Before we start, let's make this clear: fate and destiny are pawns to God's will. On the issue of sovereignty, there is no question. Indeed, as we struggle to understand the nature of things, nebulous constructs like fate, destiny, purpose, super intention, and providence are useful.
Fate has a varied definition. Does it mean the consequence of our choices, like "sealing your fate" after untoward acts? Or does it mean an outside hand, like "fate dealt that hand" to explain why circumstances occur? Or does it mean the ultimate destination, from the shared root of destiny, like "you must accept your fate". Just saying "fate" doesn't really say anything at all.
Insofar as fate as a consequence, there is no issue. Consequences do follow decisions. In this context, none of the other terms really share this definition. I like to consider fate in this singular way.
Now, there's the concept of the outside hand. This is most like super intention or providence. Is it God, the devil, nature, or gremlins? Something somewhere is influencing things. I think providence is the best term here. It best sums the concept of an active observer, and squashes basic deistic premises God as an inactive observer. He's been clearly involved in the past and hasn't indicated he plans to step away.
Turning to fate as a destination, this is the ugliest use of the term. In no small part purpose and destiny are best transposed here. And of those two, destiny best indicates the destination. Knowing your destination does not preclude your destination, I might add. Those ascribing to predestination would not agree. However, the logic simply does not follow that destiny must be absolute.
There's this contrast with purpose. In no small part destiny seems to indicate the "where" or "what" of a journey's end. Your destiny is your destination. However, purpose seems to better reflect the "why" of such a journey. It addresses the reason and sometimes the intrinsic value of the journey.
Let's briefly dance with the mother of all terms, super intention. Super intention is the will of God, typically. It is what God wants or intends for our lives. The problem is not that God desires something. The question that has plagued man for centuries is if we are capable of accomplishing less, more, or just different than that intention. Is God's sovereignty compromised if God's intentions are not realized?
The issue falls back to free will. We know free will exists for God's pleasure to be volitionally loved. We know that free will is important so God's control over our actions does not result in God's preordainment of sinful acts. Free will seems important to make the world go 'round.
Many contrarians here would tell me that free will is illusive because it is a necessary idea for man in light of the ultimate consequences of God's ultimate sovereignty. That is, we don't really choose anything because God decided long ago.

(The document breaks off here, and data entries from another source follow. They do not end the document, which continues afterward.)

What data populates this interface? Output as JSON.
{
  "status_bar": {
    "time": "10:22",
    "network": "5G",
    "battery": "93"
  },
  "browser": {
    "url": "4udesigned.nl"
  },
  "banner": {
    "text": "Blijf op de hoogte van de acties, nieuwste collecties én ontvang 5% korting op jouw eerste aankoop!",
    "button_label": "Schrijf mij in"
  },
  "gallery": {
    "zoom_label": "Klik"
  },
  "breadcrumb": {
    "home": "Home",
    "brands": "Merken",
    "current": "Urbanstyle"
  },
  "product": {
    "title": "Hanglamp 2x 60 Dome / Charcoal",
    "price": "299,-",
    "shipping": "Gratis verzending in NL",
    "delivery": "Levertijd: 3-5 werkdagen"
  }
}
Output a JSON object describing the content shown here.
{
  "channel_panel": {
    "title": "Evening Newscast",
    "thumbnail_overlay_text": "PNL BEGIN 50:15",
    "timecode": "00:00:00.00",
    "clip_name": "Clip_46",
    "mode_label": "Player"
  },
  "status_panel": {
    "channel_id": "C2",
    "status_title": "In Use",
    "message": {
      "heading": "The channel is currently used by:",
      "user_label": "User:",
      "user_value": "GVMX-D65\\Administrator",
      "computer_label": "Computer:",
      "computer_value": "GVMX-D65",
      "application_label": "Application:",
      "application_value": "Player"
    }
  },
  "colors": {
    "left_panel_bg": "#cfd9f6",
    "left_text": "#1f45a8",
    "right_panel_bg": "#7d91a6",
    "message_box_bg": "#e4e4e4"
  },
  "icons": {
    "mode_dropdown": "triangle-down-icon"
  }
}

I have an opinion on the issue of predestination. But to this particular discussion the only question required is, "Can God allow free will?" The answer to that tricky question opens windows of possibilities. And possibilities, the root of all evil, bring about a potential liberty in Christ.
And as we describe the complex tapestry of how God orchestrates all of nature, time, and the cosmos, it is terms like fate, destiny, super intention, purpose, and providence that we use like tools. We are attempting to say a number equivalent to infinity. Of course it comes up short. However, imperfect terms are at least terms. And with terms there is discussion. And with discussion, growth.